A lot of people make the mistake of immediately going back to work or doing something else rather than taking it easy. It’s important to rest and keep the energy from the juicing flowing throughout your body.

Putting down the juice is like stopping at a red light. When you stop, you’re still moving but at a much slower pace. After a few minutes, you can go from 0-60mph in no time if necessary.

The same logic applies here.

When you juice, your body goes into overdrive as it processes everything and gets rid of the bad stuff. If you keep moving at your normal pace, then you won’t get the full benefit of the nutrients. If you rest, then your body absorbs everything and carries on as normal.

A lot of new juicers experience a lull in their energy after their first couple of days. This can be alarming since you may think that it’s the juice making you tired. Actually, you’re just getting rid of all the crap that has been holding you back and juicing is stimulating your body to function at its fullest.

The speediness will pass in a couple of days once your body gets used to processing everything.

If you really want to ensure that your first few days are as comfortable as possible, then try implementing an afternoon nap into your schedule. Your body will appreciate it and you’ll be able to get through the rest of the day without feeling lethargic.

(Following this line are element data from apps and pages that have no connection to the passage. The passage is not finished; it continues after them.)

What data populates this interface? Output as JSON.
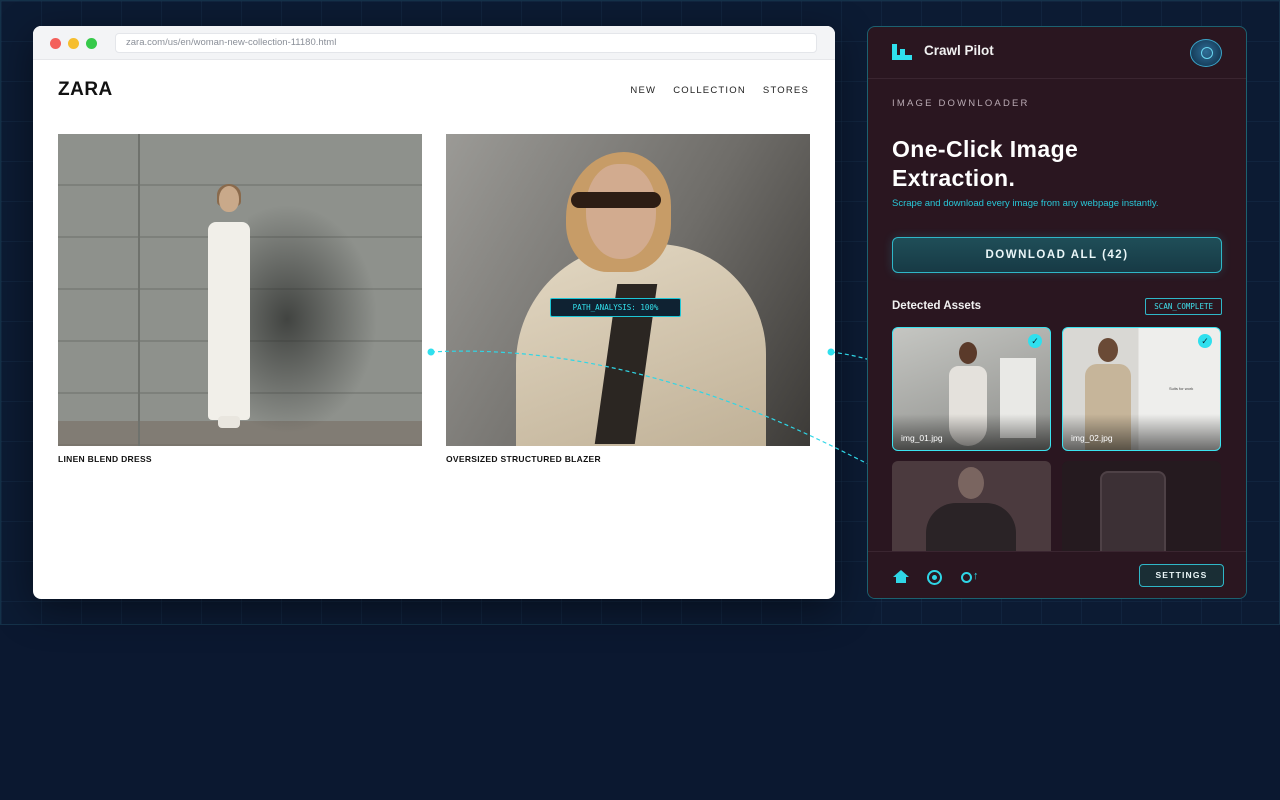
{
  "browser": {
    "url": "zara.com/us/en/woman-new-collection-11180.html"
  },
  "site": {
    "logo": "ZARA",
    "nav": [
      "NEW",
      "COLLECTION",
      "STORES"
    ],
    "products": [
      {
        "name": "LINEN BLEND DRESS"
      },
      {
        "name": "OVERSIZED STRUCTURED BLAZER"
      }
    ],
    "analysis_tag": "PATH_ANALYSIS: 100%"
  },
  "panel": {
    "brand": "Crawl Pilot",
    "eyebrow": "IMAGE DOWNLOADER",
    "headline_1": "One-Click Image",
    "headline_2": "Extraction.",
    "subtitle": "Scrape and download every image from any webpage instantly.",
    "download_button": "DOWNLOAD ALL (42)",
    "assets_title": "Detected Assets",
    "scan_status": "SCAN_COMPLETE",
    "assets": [
      {
        "filename": "img_01.jpg",
        "selected": true
      },
      {
        "filename": "img_02.jpg",
        "selected": true
      },
      {
        "filename": "",
        "selected": false
      },
      {
        "filename": "",
        "selected": false
      }
    ],
    "asset_2_screen_text": "Suits for work",
    "footer_icons": [
      "home-icon",
      "target-icon",
      "sync-icon"
    ],
    "settings_button": "SETTINGS"
  },
  "colors": {
    "background": "#0b1830",
    "accent": "#2fe0ee",
    "panel": "#2a1620"
  }
}
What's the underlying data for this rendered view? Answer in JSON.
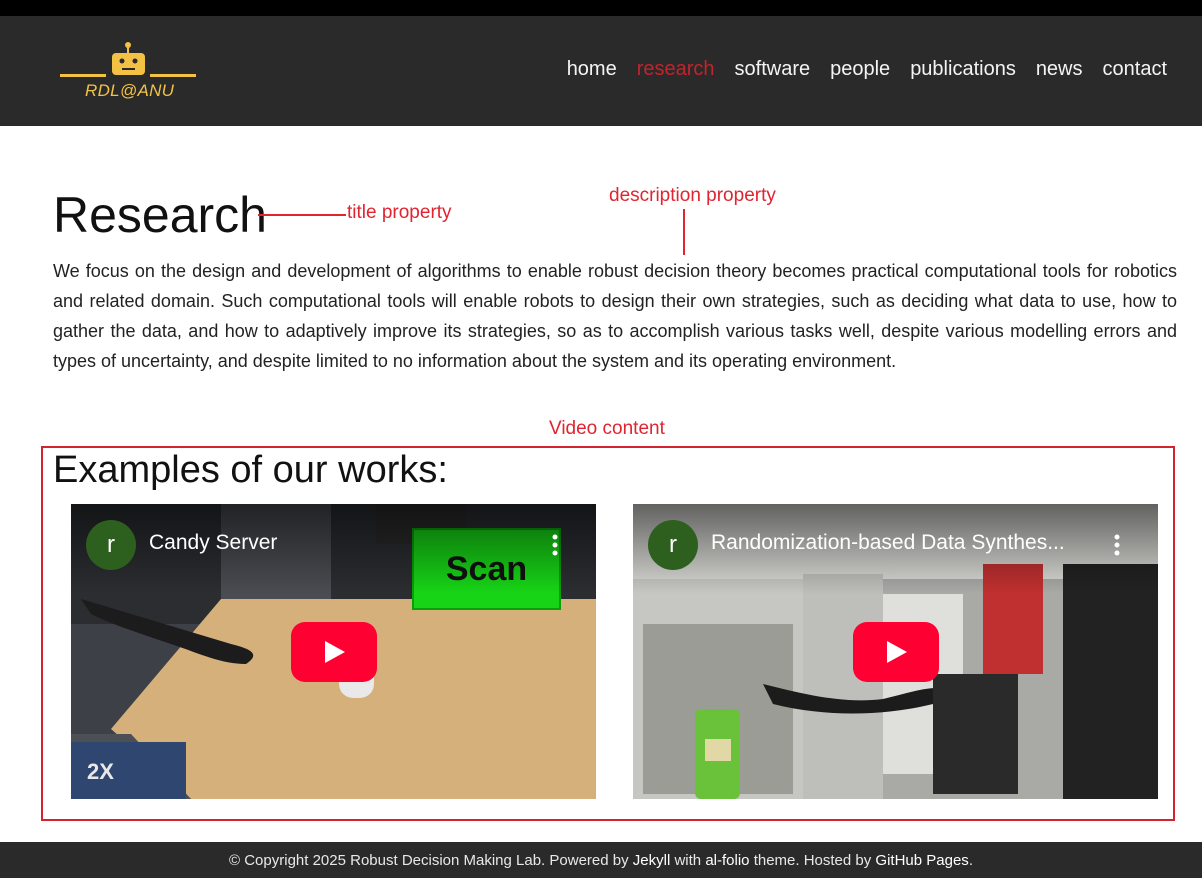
{
  "brand": {
    "logo_text": "RDL@ANU"
  },
  "nav": [
    {
      "label": "home",
      "active": false
    },
    {
      "label": "research",
      "active": true
    },
    {
      "label": "software",
      "active": false
    },
    {
      "label": "people",
      "active": false
    },
    {
      "label": "publications",
      "active": false
    },
    {
      "label": "news",
      "active": false
    },
    {
      "label": "contact",
      "active": false
    }
  ],
  "page": {
    "title": "Research",
    "description": "We focus on the design and development of algorithms to enable robust decision theory becomes practical computational tools for robotics and related domain. Such computational tools will enable robots to design their own strategies, such as deciding what data to use, how to gather the data, and how to adaptively improve its strategies, so as to accomplish various tasks well, despite various modelling errors and types of uncertainty, and despite limited to no information about the system and its operating environment."
  },
  "annotations": {
    "title": "title property",
    "description": "description property",
    "video": "Video content"
  },
  "examples": {
    "heading": "Examples of our works:",
    "videos": [
      {
        "channel_initial": "r",
        "title": "Candy Server",
        "overlay_text": "Scan",
        "speed_text": "2X"
      },
      {
        "channel_initial": "r",
        "title": "Randomization-based Data Synthes..."
      }
    ]
  },
  "footer": {
    "prefix": "© Copyright 2025 Robust Decision Making Lab. Powered by ",
    "jekyll": "Jekyll",
    "with": " with ",
    "alfolio": "al-folio",
    "hosted": " theme. Hosted by ",
    "github": "GitHub Pages",
    "suffix": "."
  },
  "colors": {
    "accent": "#c0242c",
    "annotation": "#e02430",
    "logo": "#f3c244",
    "nav_bg": "#2a2a2a",
    "play": "#ff0033"
  }
}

Tip: As long as you’re not forcing yourself, the lethargy should pass within a couple of days as your body gets used to being cleansed. Drinking 64 ounces (half gallon) of water each day also helps flush out your system.

Sources & references used in this article:

RX Muscle Forums> Rx Strength Headquarters> Nutrition> carbs from fruit and whole wheat by J Plus, S Barrett – forums.rxmuscle.com

Mindful Child Aerial Yoga by KA Yoga, KYN Out, J Plus – mindfulchildaerialyoga.com

Juice Plus: A Critical Look by S Barrett – MLM Watch, Jan, 2006 – tabberone.com

Sports Supplements: Which nutritional supplements really work by A Bean – 2015 – books.google.com

Alternative Cures That Really Work: They’ve Passed Scientific Scrutiny–Now Discover What These Proven Remedies Can Do for You by R Hoffman, B Fox – 2007 – books.google.com

Introduction to psychology: Gateways to mind and behavior with concept maps and reviews by D Coon, JO Mitterer – 2012 – books.google.com

Vimax Pill Review: Is It Worth To Buy? by TKT Knight – cloudproductions.sg

Invited review: dairy intake and bone health: a viewpoint from the state of the art by A Caroli, A Poli, D Ricotta, G Banfi, D Cocchi – Journal of dairy science, 2011 – Elsevier

Monthly Archives: July 2014 by J Larsen – wellnessplus.net